Since the onset of the pandemic in the spring, many have focused on and argued about trade-offs between health and the economy. It’s not really an either or matter, as it needs to focus on what elements of the economy may be deemed important and what aspect of health provision is important. So, to me, at least, it’s not about an economy working fully as it did before and health focused just on COVID-19 issues. In a simplified example, we could say that policy makers would try to preserve the activities of the main economic drivers in terms of income and jobs, with an eye on how they could proceed while not worsening dramatically the chances of keeping good control of the pandemic. The health focus could be how to ensure that resources directed at addressing COVID-19 (personnel, facilities, tests, and medicines, say) were given priority, subject to not playing key elements of routine and emergency health care in jeopardy.

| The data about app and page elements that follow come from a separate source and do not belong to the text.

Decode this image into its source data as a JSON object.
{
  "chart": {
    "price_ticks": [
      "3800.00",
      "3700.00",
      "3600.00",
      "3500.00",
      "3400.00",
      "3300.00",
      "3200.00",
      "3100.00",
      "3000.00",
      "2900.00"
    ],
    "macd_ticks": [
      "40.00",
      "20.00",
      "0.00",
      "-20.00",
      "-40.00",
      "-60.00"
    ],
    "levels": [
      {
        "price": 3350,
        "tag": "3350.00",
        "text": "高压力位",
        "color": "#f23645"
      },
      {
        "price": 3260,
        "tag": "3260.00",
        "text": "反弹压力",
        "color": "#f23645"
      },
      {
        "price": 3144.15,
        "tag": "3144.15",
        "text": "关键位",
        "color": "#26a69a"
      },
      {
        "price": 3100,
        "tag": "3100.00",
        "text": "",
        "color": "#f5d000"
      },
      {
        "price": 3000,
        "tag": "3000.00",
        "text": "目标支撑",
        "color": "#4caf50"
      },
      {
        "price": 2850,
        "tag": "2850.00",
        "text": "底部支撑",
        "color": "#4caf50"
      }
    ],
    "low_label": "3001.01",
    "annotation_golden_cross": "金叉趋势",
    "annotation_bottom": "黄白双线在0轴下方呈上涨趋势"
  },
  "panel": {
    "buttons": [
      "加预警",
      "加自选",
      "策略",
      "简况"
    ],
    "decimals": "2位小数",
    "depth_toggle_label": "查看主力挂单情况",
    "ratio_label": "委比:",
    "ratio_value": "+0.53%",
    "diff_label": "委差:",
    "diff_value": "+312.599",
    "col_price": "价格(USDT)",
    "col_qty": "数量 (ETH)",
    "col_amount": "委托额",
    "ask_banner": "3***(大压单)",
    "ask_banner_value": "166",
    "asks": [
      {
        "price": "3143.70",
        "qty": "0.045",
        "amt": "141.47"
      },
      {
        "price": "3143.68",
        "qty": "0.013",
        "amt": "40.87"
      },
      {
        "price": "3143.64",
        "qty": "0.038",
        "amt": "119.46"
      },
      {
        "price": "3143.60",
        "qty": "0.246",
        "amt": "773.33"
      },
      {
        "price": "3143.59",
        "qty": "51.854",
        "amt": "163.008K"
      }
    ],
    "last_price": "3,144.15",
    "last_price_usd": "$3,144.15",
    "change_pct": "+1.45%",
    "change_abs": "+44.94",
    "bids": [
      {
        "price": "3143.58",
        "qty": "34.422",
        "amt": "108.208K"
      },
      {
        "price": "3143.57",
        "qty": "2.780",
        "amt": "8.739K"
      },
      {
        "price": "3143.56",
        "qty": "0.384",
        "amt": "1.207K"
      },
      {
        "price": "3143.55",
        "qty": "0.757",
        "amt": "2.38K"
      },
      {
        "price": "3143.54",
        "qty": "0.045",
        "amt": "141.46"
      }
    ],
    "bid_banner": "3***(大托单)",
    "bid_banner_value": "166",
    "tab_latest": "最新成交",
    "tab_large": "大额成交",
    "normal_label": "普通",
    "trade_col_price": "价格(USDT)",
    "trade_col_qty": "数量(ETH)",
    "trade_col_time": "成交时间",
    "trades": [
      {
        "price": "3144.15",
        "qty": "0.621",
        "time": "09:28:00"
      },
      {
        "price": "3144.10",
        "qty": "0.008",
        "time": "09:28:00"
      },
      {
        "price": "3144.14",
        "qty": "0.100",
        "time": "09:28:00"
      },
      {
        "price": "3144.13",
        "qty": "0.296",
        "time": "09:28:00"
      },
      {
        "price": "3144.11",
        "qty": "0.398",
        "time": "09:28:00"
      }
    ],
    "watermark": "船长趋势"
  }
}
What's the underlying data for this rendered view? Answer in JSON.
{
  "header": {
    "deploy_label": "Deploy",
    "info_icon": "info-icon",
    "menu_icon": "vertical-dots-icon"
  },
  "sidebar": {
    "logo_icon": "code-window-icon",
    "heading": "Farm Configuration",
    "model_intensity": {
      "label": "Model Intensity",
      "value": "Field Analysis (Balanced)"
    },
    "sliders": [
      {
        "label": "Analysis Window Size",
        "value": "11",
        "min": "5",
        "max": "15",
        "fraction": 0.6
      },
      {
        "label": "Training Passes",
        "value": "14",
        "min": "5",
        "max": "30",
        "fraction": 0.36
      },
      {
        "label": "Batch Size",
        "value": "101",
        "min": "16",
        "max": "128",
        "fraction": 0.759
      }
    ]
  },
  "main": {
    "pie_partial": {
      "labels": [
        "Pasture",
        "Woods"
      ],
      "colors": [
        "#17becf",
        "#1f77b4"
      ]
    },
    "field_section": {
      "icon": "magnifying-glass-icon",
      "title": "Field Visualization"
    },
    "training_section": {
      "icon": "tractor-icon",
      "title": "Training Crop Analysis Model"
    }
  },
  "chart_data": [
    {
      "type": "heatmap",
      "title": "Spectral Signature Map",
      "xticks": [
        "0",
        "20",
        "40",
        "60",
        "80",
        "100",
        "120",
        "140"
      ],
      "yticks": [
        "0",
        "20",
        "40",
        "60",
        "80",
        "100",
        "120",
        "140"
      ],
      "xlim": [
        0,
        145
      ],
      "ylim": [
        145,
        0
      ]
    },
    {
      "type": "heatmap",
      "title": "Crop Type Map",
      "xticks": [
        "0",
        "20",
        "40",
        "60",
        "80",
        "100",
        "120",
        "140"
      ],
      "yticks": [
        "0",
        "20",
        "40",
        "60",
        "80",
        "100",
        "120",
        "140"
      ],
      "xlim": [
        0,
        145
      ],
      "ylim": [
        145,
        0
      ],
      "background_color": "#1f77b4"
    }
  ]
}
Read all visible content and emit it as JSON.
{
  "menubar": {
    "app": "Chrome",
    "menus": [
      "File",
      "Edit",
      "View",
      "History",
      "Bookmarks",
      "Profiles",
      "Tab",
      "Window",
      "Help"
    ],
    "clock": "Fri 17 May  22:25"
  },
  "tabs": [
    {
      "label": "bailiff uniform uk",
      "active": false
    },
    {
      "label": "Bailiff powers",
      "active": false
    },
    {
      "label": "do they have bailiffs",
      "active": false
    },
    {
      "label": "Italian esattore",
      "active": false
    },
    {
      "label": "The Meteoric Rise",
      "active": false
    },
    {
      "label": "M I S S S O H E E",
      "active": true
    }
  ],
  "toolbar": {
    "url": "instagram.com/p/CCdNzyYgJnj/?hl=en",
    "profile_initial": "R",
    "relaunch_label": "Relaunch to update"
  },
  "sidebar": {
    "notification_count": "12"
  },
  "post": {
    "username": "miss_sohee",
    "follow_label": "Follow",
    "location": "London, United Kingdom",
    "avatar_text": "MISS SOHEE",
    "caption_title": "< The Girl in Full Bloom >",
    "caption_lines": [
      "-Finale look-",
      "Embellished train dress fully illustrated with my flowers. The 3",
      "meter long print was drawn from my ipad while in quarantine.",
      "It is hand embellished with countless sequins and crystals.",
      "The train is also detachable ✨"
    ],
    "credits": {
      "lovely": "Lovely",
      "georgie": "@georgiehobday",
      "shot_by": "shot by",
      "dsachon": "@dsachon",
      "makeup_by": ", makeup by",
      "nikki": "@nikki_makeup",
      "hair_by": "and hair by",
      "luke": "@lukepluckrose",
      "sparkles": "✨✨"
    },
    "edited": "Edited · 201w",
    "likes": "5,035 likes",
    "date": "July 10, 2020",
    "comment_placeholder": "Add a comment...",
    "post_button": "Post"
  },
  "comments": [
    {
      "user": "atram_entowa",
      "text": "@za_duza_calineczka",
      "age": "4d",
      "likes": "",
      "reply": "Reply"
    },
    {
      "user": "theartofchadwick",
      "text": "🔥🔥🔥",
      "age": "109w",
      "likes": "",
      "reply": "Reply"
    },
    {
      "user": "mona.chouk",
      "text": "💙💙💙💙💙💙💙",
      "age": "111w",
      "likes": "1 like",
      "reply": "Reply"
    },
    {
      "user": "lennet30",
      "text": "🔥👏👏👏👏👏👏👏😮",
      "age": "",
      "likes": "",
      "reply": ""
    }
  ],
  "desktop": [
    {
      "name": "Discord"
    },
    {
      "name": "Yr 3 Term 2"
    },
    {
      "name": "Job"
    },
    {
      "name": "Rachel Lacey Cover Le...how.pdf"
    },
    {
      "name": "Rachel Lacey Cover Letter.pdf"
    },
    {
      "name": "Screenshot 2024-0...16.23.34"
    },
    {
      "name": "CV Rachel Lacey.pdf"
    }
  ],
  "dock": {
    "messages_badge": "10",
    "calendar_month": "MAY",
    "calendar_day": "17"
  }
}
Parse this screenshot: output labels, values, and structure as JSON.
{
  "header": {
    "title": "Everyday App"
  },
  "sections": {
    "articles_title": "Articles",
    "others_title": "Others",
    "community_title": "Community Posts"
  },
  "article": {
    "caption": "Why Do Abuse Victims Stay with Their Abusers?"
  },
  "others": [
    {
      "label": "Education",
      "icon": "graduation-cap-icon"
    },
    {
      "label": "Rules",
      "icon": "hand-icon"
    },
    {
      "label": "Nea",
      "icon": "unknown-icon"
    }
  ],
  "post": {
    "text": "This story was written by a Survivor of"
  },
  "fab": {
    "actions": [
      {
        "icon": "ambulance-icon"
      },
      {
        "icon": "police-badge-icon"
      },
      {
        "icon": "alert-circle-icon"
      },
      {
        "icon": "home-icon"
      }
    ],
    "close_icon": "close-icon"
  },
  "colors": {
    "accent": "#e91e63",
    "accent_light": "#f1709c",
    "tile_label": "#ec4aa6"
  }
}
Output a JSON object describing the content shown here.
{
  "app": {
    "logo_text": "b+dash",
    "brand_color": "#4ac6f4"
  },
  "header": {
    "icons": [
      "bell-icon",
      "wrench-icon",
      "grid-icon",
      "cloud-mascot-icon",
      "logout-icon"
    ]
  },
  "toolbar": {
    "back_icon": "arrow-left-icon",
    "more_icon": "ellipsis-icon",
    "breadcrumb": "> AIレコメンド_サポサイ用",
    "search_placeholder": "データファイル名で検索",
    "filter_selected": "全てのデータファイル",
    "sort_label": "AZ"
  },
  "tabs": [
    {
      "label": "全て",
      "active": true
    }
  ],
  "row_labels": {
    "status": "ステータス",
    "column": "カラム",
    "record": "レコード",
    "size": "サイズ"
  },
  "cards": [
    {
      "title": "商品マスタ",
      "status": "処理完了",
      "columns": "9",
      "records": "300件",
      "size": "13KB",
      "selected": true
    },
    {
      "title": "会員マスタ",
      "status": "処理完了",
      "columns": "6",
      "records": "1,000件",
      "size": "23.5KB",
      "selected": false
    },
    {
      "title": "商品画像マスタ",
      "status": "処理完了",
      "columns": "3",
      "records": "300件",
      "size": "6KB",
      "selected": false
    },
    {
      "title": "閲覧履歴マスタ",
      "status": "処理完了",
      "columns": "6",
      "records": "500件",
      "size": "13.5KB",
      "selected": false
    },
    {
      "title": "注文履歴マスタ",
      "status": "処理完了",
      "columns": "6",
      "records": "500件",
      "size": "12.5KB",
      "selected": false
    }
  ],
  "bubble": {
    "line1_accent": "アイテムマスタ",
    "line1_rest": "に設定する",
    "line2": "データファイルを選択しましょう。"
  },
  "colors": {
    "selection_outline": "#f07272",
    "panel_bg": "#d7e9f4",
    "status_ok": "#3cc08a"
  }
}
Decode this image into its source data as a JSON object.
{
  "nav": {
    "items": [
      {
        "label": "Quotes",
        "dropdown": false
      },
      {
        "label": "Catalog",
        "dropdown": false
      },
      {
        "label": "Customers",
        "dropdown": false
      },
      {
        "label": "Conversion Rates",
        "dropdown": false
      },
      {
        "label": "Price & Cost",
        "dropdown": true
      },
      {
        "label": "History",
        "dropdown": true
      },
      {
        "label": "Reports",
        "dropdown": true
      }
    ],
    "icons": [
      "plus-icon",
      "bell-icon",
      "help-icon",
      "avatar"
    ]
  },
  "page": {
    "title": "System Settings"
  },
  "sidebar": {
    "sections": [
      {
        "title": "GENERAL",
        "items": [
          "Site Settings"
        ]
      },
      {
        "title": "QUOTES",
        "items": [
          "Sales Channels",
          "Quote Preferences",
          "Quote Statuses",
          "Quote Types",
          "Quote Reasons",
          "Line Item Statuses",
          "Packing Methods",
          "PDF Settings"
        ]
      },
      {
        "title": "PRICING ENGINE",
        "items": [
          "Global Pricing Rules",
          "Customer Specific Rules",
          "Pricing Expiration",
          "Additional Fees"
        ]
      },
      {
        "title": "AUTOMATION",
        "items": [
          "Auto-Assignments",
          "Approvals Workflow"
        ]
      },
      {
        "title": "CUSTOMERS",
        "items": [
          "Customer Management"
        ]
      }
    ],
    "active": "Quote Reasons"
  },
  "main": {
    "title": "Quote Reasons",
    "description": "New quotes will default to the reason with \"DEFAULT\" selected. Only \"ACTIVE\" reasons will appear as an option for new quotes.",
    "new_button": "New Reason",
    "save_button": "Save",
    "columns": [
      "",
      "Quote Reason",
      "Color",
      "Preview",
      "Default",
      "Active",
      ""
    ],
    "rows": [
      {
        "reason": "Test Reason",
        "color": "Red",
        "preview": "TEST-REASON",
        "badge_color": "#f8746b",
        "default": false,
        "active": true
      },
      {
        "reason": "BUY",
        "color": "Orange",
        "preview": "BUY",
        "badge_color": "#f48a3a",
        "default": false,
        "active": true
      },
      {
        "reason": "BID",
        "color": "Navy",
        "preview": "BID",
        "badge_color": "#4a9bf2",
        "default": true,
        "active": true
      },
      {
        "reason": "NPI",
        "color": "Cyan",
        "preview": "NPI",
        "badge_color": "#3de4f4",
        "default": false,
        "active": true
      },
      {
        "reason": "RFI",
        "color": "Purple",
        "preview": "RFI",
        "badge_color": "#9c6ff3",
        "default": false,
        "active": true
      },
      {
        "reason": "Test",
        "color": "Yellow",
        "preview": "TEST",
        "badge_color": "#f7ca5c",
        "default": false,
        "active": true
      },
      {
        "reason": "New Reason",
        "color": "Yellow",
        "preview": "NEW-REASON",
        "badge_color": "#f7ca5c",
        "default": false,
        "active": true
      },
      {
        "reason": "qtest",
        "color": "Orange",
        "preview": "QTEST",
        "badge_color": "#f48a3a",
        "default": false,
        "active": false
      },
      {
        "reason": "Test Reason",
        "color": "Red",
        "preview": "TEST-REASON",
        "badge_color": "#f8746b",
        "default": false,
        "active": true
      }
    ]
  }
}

That said, an interesting study was conducted by MIT in the summer to look at this trade-off. It found: ‘Vital forms of commerce that are relatively uncrowded fare the best in the study; less significant types of businesses that generate crowds perform worse. The results can help inform the policy decisions of government officials during the ongoing pandemic. As it happens, banks perform the best in the study, being economically significant and relatively uncrowded.’ So, it pointed to categories of economic activity there in a sense more COVID-friendly. It then allows some assessment of what policy makers sought to protect, so bars/restaurants might have found favour, but they serve some important social support functions in allowing people to preserve certain senses of normality. Likewise, many would understand schools being less favoured because of overcrowding despite therisks of losing out on educational development.
In Jamaica, discussion about this trade-off has centered around closing/opening our borders, mindful of the significance of tourism; curfews, when and how long; restrictions on movement, mindful that compelling certain high risk groups to remain at home might be good from a health perspective, but have harmful effects on ability to work and earn; and policies to encourage working from home, thinking that economic activity without the need for commuting, would yield health benefits for less economic loss.
The discussions roll on. One clear decision in recent weeks, has been that another lock down is not part of government thinking; the economic costs are deemed too great.
Some business people have since been arguing for short curfew hours.
However, I asked if the curfew were only 10pm-5am what is the health/limiting virus spread benefit we’re supposed to be getting from it being that short?
Some interesting interactive charts about national responses to the pandemic also give insight into how countries have prioritized activities and policies (eg income support). So, the charts below show how the UK and Jamaica had different trends in visiting various places. We can see the sharp decline in the period from around mid-March and lock down because the norm in many countries. Then, from April, we see activities resuming, and in many instances, these are still far below pre-pandemic levels.